Exercise instructions:
Scan the entries below for the word "JSON" and copy every line in which it occurs.

Entries shown:
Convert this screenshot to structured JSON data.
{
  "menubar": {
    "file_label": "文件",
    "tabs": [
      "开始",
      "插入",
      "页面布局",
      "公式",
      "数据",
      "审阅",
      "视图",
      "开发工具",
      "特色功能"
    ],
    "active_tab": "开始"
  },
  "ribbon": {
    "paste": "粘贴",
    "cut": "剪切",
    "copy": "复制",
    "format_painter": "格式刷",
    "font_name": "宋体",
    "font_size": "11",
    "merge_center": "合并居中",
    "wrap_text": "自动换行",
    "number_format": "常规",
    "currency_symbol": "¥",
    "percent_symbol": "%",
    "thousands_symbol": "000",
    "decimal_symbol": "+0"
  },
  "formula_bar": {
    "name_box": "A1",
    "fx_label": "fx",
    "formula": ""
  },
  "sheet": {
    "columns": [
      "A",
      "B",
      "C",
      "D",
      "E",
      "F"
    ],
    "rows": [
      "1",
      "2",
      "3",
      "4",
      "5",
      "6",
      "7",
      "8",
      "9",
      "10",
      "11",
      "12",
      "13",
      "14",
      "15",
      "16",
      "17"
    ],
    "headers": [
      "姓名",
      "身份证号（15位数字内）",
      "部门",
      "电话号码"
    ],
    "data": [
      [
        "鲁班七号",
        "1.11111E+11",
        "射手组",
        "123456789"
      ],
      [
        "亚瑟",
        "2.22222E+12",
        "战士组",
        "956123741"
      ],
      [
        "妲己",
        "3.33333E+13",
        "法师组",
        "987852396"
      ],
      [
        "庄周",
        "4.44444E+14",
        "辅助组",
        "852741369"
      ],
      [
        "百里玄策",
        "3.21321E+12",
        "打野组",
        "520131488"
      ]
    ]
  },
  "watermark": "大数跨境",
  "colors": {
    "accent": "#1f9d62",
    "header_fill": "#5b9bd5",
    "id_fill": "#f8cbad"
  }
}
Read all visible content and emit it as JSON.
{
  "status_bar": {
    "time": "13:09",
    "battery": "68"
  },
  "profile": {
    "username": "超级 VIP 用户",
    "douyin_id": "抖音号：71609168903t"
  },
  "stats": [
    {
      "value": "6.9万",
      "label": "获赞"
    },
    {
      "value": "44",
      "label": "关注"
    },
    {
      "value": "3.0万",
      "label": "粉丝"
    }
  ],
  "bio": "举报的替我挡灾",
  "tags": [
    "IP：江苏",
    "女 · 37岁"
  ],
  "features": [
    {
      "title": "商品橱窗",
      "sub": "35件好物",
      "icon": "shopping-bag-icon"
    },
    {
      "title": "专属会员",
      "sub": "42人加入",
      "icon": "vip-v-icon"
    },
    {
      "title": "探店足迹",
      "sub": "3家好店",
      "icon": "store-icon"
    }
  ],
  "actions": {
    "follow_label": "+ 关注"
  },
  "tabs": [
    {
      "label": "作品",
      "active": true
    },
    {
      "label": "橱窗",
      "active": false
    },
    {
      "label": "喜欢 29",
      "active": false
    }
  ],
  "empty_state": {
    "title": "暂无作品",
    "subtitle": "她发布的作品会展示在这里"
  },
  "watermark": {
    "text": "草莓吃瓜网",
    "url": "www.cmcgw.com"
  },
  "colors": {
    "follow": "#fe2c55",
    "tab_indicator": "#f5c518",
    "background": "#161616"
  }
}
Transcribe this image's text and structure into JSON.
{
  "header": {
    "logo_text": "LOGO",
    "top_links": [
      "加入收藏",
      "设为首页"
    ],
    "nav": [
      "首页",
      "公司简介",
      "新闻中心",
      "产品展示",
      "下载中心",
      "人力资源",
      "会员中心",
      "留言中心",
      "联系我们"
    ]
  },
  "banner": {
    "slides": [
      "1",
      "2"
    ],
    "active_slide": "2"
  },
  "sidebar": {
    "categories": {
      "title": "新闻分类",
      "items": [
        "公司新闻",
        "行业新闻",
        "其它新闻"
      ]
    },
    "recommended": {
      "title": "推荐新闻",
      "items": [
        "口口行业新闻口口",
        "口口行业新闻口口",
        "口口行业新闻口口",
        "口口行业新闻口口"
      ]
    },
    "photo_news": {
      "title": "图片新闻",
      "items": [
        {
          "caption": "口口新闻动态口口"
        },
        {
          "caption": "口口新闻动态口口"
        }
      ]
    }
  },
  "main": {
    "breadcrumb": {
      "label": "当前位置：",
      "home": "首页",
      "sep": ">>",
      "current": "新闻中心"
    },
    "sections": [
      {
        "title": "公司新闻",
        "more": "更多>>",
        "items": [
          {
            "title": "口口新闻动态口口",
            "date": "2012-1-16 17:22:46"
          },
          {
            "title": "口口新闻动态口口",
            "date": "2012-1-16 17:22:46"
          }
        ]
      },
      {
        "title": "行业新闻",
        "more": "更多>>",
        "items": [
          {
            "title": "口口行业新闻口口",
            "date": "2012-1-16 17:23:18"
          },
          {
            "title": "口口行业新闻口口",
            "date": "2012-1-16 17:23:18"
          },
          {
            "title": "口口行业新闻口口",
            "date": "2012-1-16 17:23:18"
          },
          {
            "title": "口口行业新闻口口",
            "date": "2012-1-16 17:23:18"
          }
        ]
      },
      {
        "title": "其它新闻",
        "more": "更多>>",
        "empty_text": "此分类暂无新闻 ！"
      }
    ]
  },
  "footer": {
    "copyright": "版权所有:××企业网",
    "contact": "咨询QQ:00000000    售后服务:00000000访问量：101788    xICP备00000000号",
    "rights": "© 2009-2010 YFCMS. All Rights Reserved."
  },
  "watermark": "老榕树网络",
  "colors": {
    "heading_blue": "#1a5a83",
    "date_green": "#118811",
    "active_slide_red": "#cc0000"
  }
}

Completed exercise:
Convert this screenshot to structured JSON data.
Read all visible content and emit it as JSON.
Transcribe this image's text and structure into JSON.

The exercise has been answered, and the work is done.